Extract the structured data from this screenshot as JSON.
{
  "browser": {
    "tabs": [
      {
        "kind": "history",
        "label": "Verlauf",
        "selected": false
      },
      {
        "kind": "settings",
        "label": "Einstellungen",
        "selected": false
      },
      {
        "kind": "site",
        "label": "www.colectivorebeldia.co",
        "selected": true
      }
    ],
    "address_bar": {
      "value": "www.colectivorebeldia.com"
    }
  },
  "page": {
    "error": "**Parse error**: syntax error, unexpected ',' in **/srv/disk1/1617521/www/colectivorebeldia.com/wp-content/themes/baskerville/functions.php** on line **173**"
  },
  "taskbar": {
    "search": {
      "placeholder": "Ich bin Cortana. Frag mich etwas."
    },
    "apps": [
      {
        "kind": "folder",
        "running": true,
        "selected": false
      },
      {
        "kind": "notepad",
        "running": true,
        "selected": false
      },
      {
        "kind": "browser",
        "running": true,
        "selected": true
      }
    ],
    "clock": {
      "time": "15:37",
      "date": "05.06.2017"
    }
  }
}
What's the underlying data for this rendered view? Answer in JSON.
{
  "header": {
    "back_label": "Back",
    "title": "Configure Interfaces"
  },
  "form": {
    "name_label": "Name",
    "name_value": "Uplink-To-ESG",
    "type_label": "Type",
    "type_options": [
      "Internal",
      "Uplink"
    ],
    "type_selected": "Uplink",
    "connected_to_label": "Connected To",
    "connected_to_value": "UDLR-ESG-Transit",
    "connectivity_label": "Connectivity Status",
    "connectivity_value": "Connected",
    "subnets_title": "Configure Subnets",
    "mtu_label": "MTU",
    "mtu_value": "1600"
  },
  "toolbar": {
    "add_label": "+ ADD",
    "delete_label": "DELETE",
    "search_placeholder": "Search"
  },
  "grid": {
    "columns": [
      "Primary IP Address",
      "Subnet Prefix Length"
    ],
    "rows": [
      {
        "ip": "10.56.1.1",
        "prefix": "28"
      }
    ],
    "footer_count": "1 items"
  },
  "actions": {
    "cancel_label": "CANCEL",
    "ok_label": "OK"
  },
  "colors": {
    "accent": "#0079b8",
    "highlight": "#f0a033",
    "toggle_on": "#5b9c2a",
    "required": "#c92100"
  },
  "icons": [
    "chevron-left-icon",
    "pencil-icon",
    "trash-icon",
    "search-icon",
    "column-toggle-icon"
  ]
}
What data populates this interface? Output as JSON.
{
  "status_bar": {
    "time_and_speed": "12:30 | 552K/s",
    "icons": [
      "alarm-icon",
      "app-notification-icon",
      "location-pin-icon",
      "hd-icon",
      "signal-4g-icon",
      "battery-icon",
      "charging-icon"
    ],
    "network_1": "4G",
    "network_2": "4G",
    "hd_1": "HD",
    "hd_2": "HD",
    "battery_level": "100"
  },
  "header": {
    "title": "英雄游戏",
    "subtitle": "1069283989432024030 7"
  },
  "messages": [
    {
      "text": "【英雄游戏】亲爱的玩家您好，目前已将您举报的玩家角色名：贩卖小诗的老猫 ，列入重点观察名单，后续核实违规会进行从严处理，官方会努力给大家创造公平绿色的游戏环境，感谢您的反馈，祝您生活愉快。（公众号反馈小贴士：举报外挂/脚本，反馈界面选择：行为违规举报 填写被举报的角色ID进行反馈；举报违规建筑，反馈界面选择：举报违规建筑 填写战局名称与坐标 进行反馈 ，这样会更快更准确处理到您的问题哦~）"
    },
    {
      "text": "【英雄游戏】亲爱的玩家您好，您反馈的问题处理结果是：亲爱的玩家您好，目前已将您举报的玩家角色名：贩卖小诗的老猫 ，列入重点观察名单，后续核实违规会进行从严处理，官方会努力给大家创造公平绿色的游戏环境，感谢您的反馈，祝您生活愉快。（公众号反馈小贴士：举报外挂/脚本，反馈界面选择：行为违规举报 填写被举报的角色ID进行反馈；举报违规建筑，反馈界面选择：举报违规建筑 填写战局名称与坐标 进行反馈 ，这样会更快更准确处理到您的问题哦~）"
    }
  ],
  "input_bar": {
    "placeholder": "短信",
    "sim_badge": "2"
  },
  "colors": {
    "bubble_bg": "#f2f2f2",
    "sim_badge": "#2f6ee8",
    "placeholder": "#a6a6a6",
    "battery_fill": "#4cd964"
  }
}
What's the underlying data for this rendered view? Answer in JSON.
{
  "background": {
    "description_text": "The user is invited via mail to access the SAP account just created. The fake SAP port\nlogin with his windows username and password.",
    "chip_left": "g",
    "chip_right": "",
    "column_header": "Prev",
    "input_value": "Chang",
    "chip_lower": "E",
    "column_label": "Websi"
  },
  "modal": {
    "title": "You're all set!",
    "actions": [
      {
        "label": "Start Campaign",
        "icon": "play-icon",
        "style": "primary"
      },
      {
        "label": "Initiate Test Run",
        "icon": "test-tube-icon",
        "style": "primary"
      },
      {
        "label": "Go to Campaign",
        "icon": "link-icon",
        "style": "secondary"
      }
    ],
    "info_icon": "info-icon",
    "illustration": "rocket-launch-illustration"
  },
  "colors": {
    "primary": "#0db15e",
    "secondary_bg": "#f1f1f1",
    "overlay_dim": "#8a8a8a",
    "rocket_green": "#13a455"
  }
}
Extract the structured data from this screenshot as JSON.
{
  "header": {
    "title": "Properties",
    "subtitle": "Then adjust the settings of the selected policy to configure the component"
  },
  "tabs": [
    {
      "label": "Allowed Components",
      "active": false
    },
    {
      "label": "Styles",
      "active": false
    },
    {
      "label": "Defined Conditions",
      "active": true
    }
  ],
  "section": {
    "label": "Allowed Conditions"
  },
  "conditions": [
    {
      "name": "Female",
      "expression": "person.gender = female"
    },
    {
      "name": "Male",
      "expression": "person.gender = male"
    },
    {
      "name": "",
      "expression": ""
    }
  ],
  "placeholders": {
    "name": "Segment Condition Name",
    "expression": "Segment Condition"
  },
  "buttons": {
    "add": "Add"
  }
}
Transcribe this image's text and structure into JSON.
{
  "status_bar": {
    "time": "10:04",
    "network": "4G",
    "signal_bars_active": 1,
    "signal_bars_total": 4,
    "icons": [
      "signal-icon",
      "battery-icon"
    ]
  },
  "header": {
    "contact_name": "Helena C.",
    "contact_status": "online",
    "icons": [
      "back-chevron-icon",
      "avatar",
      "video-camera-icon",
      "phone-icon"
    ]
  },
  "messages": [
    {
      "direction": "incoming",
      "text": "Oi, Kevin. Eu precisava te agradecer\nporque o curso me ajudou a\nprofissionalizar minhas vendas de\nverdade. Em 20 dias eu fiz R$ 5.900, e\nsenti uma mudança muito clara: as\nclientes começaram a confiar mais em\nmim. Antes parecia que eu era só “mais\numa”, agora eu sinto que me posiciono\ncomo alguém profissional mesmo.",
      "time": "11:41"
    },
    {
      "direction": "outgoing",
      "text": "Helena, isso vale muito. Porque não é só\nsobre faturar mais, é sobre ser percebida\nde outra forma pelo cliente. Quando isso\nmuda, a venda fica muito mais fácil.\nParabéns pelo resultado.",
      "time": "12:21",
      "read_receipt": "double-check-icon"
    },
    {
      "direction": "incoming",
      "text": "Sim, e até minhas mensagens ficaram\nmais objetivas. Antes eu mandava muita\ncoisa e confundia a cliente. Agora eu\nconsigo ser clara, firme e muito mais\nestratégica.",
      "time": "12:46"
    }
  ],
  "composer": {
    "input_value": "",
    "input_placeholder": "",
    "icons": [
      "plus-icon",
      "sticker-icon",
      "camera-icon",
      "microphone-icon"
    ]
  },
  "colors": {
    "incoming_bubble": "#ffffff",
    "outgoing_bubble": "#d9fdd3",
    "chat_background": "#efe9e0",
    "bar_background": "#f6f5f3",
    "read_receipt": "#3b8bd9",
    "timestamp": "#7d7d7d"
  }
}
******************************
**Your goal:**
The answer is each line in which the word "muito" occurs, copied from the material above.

**Result of this task:**
      "text": "Oi, Kevin. Eu precisava te agradecer\nporque o curso me ajudou a\nprofissionalizar minhas vendas de\nverdade. Em 20 dias eu fiz R$ 5.900, e\nsenti uma mudança muito clara: as\nclientes começaram a confiar mais em\nmim. Antes parecia que eu era só “mais\numa”, agora eu sinto que me posiciono\ncomo alguém profissional mesmo.",
      "text": "Helena, isso vale muito. Porque não é só\nsobre faturar mais, é sobre ser percebida\nde outra forma pelo cliente. Quando isso\nmuda, a venda fica muito mais fácil.\nParabéns pelo resultado.",
      "text": "Sim, e até minhas mensagens ficaram\nmais objetivas. Antes eu mandava muita\ncoisa e confundia a cliente. Agora eu\nconsigo ser clara, firme e muito mais\nestratégica.",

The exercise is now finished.